What do you think of when you see a cactus plant? Do you experience a feeling of wariness about the spines and view them from a safe distance?
Cacti are quite beautiful, especially when in flower and they are best viewed from a safe distance. As a horticulturist in the desert southwest, I have had to work around cacti from time to time and yes, I have gotten pricked more times then I like to admit to.
So have you ever wondered why cacti have spines?
You may be surprised….
The spines of cacti are actually modified leaves. It helps to imagine cacti as large stems with spines for leaves.

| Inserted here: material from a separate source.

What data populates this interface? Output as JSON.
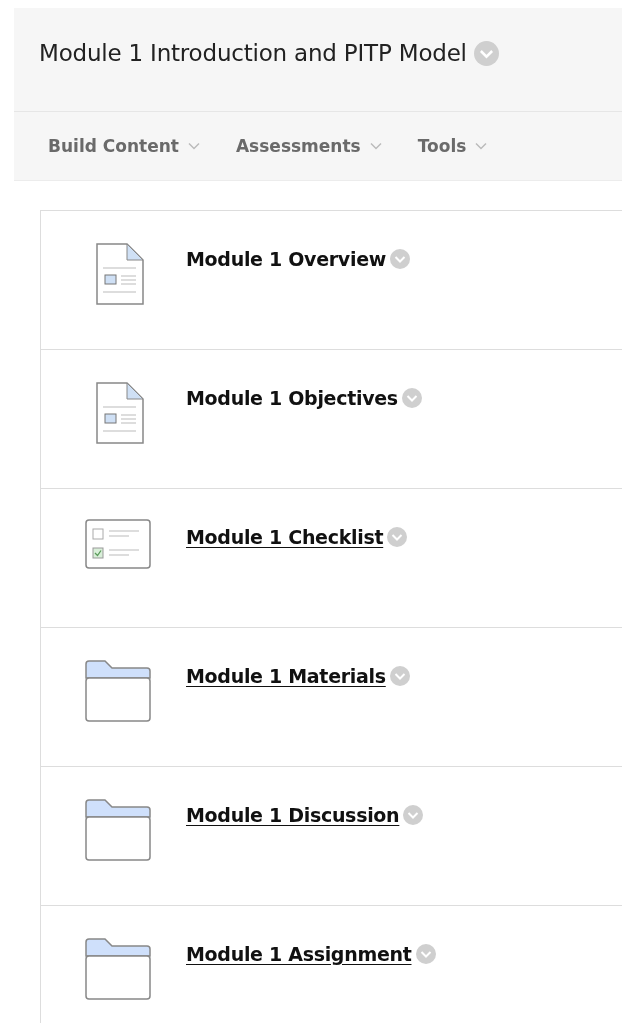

One of the main functions of spines is fairly obvious – they protect cacti from predators. Their sharp spines will turn away most animals, but not all. Javelina (wild pigs), pack rats, desert tortoises and bighorn sheep aren’t put off by the prickly spines and cacti are part of their diets.
A surprising function of cacti spines is to provide shade for the cactus itself. At first, it can be hard to believe that tiny cactus spines offer any real protection from the intense, desert sun. But when you consider that each spine provides a small amount of shade and then multiply that by a 1,000 or more per cactus – it makes it easier to believe that the spines help to protect the surface of cacti.
In some species of Cholla, the spines actually serve an additional purpose – they help with propagation. The spines of Cholla have tiny barbs at their tips which are very sensitive to nearby movement. This causes the segments of the cholla to ‘jump out’ and attach themselves to whatever walks by (animal or human). They do not actually ‘jump’ but it certainly seems like it. When the detached cholla segment falls to the ground from whatever was carrying it along, they will then take root in the soil and grow a new Cholla.
**If you are unlucky enough to find a piece of Cholla embedded in your clothes, or worse, your skin – you can use a comb to help pull out the barbs. Believe me, it is painful (I once backed into one and had a segment embedded in my leg). When walking in the desert, the easily get stuck to the side of your shoes. If this happens to you, grab a rock and use it to take off the Cholla segment. When all else fails, you can use a pair of needle-nose pliers to remove any stubborn spines.
So the next time you find yourself around any cacti, be careful, but also take the time to marvel at how their prickly spines help protect them from predators and the elements as well as assist in the propagation of certain cactus species.